Townsley’s research examines the possibilities of intellectual life in contemporary societies, with a focus on the institutional contexts and political consequences of intellectual practices. She is particularly interested trope theory and has analyzed tropes surrounding the “1960s,” “public intellectuals,” and “interdisciplinary.” Townsley’s early work focused on social science professionalization in the United States during the 1960s and the role of the intelligentsia in transitions from socialism in Central Europe. Still interested in the role of intellectuals and ideas in social change, she is currently examining the nature and influence of media intellectuals in the contemporary United States.
Townsley's research has been published in the American Journal of Sociology, Theory & Society, Theory, Culture & Society, Gender and Society, Thesis Eleven, and New Left Review. She is a contributor to the Handbook of Economic Sociology and coauthor of Making Capitalism without Capitalists (Verso, 2001).
A native of Australia, Townsley has a reputation among her Mount Holyoke students for being passionate about the subjects she teaches, for sparking her students' interest and encouraging them to learn to articulate their own arguments and perspectives. Townsley's students believe the professor's insistence on the development of critical-thinking skills benefits them throughout their lives. In 2005 Townsley was the recipient of the Mount Holyoke College Faculty Teaching Award.
Recent publications are below. More are available in Townsley's publications archive.
(forthcoming) Public Intellectuals, media intellectuals and academic intellectuals: comparing the space of opinion in Canada and the United States in The Transformation of Public Intellectuals and Canadian Democracy. Michael Keren and Richard Hawkins(eds.) University of Calgary Press.
(forthcoming) “Defining “the social” in Canada and the United States: public intellectuals, media intellectuals and academic intellectuals” in Knowledge for Whom? Public Sociology in the Making.
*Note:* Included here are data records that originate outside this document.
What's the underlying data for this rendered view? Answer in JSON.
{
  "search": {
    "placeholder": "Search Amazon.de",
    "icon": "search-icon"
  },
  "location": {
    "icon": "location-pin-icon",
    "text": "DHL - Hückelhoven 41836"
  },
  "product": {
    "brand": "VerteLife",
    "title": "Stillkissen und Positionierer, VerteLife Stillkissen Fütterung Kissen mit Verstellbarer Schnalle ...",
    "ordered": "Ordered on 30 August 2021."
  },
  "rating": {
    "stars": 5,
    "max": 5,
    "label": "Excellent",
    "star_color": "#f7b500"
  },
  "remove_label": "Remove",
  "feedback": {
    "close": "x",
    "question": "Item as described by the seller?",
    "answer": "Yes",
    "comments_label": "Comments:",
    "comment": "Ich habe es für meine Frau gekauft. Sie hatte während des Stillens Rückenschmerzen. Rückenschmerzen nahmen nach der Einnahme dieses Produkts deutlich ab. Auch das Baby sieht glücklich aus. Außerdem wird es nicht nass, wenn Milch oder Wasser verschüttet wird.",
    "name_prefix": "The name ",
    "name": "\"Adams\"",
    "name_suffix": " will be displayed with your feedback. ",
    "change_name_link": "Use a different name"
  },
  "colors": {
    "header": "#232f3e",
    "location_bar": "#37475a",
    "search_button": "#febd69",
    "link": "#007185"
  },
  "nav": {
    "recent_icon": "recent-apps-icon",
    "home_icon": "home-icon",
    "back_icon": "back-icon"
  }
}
Andreas Hess (ed.). Ashgate.
(forthcoming) The Performance of Politics: Obama’s Victory and the Democratic Struggle for Power by Jeffrey C. Alexander. Review. Thesis Eleven